→ **Description of the task**:
Each line of the data that includes "group" must be copied.
------ Source information
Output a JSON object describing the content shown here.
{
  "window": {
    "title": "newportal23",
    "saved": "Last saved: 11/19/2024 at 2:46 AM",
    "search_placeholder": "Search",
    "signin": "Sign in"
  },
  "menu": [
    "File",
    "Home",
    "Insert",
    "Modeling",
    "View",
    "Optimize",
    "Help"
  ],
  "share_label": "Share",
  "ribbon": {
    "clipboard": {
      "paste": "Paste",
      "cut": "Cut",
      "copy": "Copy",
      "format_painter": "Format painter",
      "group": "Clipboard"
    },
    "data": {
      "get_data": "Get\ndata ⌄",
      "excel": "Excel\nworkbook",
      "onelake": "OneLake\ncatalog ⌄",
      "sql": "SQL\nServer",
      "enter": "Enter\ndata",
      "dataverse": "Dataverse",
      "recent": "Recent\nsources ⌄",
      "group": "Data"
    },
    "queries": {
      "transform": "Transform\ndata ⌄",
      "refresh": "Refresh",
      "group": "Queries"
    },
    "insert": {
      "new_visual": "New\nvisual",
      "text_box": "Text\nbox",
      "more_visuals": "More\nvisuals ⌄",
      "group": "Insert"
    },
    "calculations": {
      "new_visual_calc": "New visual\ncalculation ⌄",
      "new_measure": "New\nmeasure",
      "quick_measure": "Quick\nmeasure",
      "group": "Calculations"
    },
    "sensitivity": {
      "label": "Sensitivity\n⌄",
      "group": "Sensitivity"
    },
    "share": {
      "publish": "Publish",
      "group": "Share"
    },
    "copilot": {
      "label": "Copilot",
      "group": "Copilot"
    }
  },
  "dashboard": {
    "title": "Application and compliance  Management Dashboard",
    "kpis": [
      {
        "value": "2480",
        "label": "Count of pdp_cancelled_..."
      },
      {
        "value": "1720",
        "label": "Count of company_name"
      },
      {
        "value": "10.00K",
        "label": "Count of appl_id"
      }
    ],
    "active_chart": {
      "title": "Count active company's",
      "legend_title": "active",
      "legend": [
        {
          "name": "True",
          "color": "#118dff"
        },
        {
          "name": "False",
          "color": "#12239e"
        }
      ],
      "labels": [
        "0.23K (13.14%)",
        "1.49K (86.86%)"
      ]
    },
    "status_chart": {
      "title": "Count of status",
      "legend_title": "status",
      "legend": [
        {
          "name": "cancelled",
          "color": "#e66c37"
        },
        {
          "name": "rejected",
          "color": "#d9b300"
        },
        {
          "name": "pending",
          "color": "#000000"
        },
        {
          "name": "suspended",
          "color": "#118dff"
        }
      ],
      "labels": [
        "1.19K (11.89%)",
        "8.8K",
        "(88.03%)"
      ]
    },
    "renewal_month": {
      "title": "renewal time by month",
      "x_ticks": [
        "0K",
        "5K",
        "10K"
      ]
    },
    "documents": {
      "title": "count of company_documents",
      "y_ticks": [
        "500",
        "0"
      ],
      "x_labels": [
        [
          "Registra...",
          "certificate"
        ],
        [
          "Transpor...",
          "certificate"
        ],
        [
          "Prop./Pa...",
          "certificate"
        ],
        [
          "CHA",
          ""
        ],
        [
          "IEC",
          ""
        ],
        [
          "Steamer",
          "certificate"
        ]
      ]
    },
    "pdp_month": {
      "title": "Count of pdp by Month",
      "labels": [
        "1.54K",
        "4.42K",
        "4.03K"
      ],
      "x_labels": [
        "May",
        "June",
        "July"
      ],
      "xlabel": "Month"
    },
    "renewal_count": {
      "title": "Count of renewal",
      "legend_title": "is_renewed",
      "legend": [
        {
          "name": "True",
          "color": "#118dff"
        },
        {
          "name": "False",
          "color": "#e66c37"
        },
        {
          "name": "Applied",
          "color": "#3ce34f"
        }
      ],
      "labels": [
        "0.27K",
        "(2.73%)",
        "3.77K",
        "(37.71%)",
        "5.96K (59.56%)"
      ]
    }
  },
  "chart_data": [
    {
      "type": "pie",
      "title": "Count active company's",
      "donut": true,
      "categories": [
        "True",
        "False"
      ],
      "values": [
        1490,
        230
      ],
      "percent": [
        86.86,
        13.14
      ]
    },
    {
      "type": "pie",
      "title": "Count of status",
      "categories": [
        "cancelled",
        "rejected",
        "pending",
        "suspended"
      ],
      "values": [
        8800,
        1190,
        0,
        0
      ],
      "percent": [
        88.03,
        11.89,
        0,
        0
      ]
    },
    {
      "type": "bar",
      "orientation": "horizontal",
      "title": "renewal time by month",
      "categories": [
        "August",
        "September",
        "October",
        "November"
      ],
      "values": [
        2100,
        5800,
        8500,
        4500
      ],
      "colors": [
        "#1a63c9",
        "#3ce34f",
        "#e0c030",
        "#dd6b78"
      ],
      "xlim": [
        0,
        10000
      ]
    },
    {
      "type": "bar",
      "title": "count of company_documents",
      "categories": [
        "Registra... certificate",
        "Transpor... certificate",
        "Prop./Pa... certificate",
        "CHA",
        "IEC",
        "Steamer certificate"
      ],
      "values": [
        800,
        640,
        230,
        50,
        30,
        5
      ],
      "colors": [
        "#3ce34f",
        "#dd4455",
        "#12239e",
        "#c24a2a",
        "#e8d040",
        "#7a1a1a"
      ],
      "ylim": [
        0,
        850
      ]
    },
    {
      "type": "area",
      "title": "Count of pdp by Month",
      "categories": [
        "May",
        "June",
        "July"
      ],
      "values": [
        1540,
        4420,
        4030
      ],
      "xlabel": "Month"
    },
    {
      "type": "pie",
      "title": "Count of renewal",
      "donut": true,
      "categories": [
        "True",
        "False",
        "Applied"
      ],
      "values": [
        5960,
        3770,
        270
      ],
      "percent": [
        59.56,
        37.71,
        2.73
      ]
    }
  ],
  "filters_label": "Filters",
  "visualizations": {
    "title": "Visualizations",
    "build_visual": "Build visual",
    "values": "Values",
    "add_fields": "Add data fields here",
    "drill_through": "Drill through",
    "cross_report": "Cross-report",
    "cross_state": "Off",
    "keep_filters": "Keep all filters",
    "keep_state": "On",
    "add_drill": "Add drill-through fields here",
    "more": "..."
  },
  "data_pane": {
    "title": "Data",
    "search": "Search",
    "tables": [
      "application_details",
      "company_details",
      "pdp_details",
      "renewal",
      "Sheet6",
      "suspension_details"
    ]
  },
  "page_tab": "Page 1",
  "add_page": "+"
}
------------
→ **Answer space**:
      "group": "Clipboard"
      "group": "Data"
      "group": "Queries"
      "group": "Insert"
      "group": "Calculations"
      "group": "Sensitivity"
      "group": "Share"
      "group": "Copilot"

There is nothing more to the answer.